A few final points to correct some points that others have made:
The new contract does not call for a two-tier benefit structure in the traditional sense of that term. Everyone — veteran employees and new hires, digital employees and traditional newsroom employees — will receive the same benefits. Where there will be “two benefits” is that we will get pension benefits from the existing, soon-to-be-frozen pension plan, and we will also get pension benefits from the new Adjustable Pension Plan.
As I understand things, David Herszenhorn isn’t quite right to say that the company’s $300,000 increased contribution toward our health plan will come out of the Guild’s health plan reserves.
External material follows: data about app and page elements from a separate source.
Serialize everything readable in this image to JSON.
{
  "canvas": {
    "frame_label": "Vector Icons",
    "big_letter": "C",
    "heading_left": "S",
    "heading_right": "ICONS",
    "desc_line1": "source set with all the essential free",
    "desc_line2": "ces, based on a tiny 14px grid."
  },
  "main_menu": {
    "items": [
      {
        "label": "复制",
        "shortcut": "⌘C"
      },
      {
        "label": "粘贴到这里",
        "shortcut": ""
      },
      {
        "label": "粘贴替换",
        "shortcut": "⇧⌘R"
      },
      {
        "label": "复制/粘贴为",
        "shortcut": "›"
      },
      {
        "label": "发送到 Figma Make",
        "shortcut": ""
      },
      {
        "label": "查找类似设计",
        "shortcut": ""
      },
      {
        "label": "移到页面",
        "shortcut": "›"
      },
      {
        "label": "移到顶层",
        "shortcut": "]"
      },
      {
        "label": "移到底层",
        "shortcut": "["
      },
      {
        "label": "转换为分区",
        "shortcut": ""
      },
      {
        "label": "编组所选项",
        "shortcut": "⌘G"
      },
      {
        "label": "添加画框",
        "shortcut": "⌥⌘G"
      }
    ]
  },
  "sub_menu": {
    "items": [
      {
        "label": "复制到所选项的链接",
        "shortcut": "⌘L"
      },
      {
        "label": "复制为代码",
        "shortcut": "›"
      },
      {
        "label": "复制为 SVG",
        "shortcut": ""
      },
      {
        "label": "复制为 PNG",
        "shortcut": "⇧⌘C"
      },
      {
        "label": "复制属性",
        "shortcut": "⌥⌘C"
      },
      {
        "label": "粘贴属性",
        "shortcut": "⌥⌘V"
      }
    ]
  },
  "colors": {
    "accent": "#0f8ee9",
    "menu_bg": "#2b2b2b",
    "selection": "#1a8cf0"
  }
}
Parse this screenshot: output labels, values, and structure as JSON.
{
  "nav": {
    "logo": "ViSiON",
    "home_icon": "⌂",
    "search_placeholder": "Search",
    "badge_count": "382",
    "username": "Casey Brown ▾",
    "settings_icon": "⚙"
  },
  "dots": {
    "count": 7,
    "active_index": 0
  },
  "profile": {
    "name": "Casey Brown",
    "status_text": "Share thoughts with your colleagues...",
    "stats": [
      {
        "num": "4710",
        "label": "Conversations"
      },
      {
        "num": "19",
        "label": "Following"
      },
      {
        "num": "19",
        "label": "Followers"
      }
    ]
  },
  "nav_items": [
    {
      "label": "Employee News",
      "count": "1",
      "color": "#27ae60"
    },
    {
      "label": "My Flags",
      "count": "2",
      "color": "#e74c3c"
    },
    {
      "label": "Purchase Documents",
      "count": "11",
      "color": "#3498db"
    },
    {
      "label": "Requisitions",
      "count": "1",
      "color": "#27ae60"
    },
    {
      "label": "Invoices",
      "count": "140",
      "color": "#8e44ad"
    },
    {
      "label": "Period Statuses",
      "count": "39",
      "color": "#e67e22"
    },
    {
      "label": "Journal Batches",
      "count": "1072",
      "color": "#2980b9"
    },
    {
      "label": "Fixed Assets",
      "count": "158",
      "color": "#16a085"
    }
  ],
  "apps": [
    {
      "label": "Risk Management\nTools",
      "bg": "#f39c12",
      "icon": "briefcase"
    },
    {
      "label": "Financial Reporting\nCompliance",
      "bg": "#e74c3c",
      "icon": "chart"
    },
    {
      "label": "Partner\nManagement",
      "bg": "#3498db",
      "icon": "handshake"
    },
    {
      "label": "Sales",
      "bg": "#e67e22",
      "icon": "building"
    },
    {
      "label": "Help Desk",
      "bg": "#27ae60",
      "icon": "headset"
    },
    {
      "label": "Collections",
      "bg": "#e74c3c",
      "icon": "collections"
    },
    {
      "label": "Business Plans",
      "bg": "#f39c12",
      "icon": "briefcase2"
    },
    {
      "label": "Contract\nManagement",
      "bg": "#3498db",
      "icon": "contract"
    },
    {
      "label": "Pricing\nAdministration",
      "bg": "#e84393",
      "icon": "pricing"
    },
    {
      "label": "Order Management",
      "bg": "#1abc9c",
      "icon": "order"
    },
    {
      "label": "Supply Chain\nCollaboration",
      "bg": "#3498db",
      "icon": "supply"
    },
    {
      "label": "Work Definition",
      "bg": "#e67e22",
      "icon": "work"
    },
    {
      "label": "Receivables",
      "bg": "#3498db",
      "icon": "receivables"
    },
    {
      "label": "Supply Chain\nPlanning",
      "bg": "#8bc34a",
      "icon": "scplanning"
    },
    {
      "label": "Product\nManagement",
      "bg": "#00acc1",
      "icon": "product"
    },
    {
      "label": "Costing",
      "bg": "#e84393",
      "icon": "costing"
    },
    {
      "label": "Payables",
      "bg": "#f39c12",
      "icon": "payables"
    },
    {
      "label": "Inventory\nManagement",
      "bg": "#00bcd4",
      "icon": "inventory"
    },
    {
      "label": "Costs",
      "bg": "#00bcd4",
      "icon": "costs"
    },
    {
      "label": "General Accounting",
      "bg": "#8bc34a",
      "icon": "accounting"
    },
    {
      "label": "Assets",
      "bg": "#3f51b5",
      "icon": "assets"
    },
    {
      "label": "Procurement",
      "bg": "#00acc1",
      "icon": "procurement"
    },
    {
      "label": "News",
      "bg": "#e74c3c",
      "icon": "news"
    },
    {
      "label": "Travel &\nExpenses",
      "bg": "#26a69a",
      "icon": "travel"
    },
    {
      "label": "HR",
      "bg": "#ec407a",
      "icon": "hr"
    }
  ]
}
Under the deal, the Times is to increase its health-care contributions by $3.75 million — $750,000 in 2013, $1.5 million in 2014 and $1.5 million in 2015. That is expected to be more than enough to cover any increased outlays by the Guild-Times health plan. If all of that $3.75 million isn’t used up, then as much as $300,000 of that will go to supplement the Guild’s sagging, lagging dental fund.
With regard to what Matt Wald said about pensions: In a nutshell, the way the Adjustable Pension Plan works is, let’s say your salary is $100,000 and the actuaries declare that this year we will get 1.2 percent of our salaries for our pensions for this year. – That means you will get an annuity of $1,200 just for this year alone when you retire. Well if you work at the Times for 30 years, and the annual annuity percentage averages 1.2 percent of salary (some years it might be 1.1 or 1.3 percent) – then you should, at a minimum, get 30 times $1,200 or $36,000 as your pension. Actually, you would get more than that because the amount one multiplies 1.1% by will increase each year as your salary increases.
Also, if you work 30 years for the NYT — 20 years under the old, frozen pension plan and 10 under the new Adjustable Pension Plan, you will get your 20 years of benefits under the old plan and another 10 years of benefits under the new APP, which we all agree is likely to be somewhat less generous than the frozen pension plan.
Lastly, thanks for all the kind words for members of the negotiating committee. We pushed as hard as we could.